Interface dataset entries:
══════

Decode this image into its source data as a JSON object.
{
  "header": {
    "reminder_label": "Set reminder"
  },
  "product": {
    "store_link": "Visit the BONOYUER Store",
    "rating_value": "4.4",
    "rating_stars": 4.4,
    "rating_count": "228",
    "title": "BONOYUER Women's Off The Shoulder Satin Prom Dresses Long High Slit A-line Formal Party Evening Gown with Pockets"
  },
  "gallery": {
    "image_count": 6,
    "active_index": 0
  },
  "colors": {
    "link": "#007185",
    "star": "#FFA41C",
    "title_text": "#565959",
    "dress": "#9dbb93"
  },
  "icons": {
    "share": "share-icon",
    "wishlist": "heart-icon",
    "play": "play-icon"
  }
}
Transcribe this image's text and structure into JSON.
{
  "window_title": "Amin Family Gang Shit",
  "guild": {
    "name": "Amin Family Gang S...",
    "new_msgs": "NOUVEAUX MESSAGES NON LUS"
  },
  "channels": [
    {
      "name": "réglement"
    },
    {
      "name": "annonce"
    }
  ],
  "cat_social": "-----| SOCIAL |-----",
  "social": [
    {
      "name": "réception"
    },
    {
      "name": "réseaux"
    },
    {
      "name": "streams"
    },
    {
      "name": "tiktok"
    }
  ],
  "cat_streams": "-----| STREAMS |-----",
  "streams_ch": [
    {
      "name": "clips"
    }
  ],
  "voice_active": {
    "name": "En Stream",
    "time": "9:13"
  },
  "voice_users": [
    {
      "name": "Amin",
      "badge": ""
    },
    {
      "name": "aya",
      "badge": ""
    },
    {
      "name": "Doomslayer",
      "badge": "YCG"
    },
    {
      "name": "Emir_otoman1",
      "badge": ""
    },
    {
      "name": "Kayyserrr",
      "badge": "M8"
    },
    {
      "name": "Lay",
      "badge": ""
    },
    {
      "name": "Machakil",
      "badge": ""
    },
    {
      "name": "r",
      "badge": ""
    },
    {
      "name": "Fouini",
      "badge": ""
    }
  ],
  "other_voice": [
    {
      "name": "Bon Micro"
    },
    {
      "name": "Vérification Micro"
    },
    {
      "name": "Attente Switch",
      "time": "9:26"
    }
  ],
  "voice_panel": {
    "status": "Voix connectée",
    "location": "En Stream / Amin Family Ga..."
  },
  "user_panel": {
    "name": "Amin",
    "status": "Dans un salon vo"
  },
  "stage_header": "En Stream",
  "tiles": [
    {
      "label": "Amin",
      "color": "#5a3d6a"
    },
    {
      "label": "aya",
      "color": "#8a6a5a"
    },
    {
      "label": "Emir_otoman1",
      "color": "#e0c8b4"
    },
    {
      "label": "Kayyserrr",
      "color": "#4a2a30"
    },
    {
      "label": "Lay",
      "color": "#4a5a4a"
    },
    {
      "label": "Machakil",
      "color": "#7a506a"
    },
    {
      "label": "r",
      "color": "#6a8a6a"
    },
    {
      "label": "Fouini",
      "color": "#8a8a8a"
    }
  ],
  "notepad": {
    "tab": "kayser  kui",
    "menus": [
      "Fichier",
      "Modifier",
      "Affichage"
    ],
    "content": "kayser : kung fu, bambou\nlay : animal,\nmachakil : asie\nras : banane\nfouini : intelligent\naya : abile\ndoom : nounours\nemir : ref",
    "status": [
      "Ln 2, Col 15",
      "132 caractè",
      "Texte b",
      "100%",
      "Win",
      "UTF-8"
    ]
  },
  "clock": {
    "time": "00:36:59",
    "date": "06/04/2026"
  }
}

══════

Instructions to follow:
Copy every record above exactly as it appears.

Response to the exercise:
Decode this image into its source data as a JSON object.
{
  "header": {
    "reminder_label": "Set reminder"
  },
  "product": {
    "store_link": "Visit the BONOYUER Store",
    "rating_value": "4.4",
    "rating_stars": 4.4,
    "rating_count": "228",
    "title": "BONOYUER Women's Off The Shoulder Satin Prom Dresses Long High Slit A-line Formal Party Evening Gown with Pockets"
  },
  "gallery": {
    "image_count": 6,
    "active_index": 0
  },
  "colors": {
    "link": "#007185",
    "star": "#FFA41C",
    "title_text": "#565959",
    "dress": "#9dbb93"
  },
  "icons": {
    "share": "share-icon",
    "wishlist": "heart-icon",
    "play": "play-icon"
  }
}
Transcribe this image's text and structure into JSON.
{
  "window_title": "Amin Family Gang Shit",
  "guild": {
    "name": "Amin Family Gang S...",
    "new_msgs": "NOUVEAUX MESSAGES NON LUS"
  },
  "channels": [
    {
      "name": "réglement"
    },
    {
      "name": "annonce"
    }
  ],
  "cat_social": "-----| SOCIAL |-----",
  "social": [
    {
      "name": "réception"
    },
    {
      "name": "réseaux"
    },
    {
      "name": "streams"
    },
    {
      "name": "tiktok"
    }
  ],
  "cat_streams": "-----| STREAMS |-----",
  "streams_ch": [
    {
      "name": "clips"
    }
  ],
  "voice_active": {
    "name": "En Stream",
    "time": "9:13"
  },
  "voice_users": [
    {
      "name": "Amin",
      "badge": ""
    },
    {
      "name": "aya",
      "badge": ""
    },
    {
      "name": "Doomslayer",
      "badge": "YCG"
    },
    {
      "name": "Emir_otoman1",
      "badge": ""
    },
    {
      "name": "Kayyserrr",
      "badge": "M8"
    },
    {
      "name": "Lay",
      "badge": ""
    },
    {
      "name": "Machakil",
      "badge": ""
    },
    {
      "name": "r",
      "badge": ""
    },
    {
      "name": "Fouini",
      "badge": ""
    }
  ],
  "other_voice": [
    {
      "name": "Bon Micro"
    },
    {
      "name": "Vérification Micro"
    },
    {
      "name": "Attente Switch",
      "time": "9:26"
    }
  ],
  "voice_panel": {
    "status": "Voix connectée",
    "location": "En Stream / Amin Family Ga..."
  },
  "user_panel": {
    "name": "Amin",
    "status": "Dans un salon vo"
  },
  "stage_header": "En Stream",
  "tiles": [
    {
      "label": "Amin",
      "color": "#5a3d6a"
    },
    {
      "label": "aya",
      "color": "#8a6a5a"
    },
    {
      "label": "Emir_otoman1",
      "color": "#e0c8b4"
    },
    {
      "label": "Kayyserrr",
      "color": "#4a2a30"
    },
    {
      "label": "Lay",
      "color": "#4a5a4a"
    },
    {
      "label": "Machakil",
      "color": "#7a506a"
    },
    {
      "label": "r",
      "color": "#6a8a6a"
    },
    {
      "label": "Fouini",
      "color": "#8a8a8a"
    }
  ],
  "notepad": {
    "tab": "kayser  kui",
    "menus": [
      "Fichier",
      "Modifier",
      "Affichage"
    ],
    "content": "kayser : kung fu, bambou\nlay : animal,\nmachakil : asie\nras : banane\nfouini : intelligent\naya : abile\ndoom : nounours\nemir : ref",
    "status": [
      "Ln 2, Col 15",
      "132 caractè",
      "Texte b",
      "100%",
      "Win",
      "UTF-8"
    ]
  },
  "clock": {
    "time": "00:36:59",
    "date": "06/04/2026"
  }
}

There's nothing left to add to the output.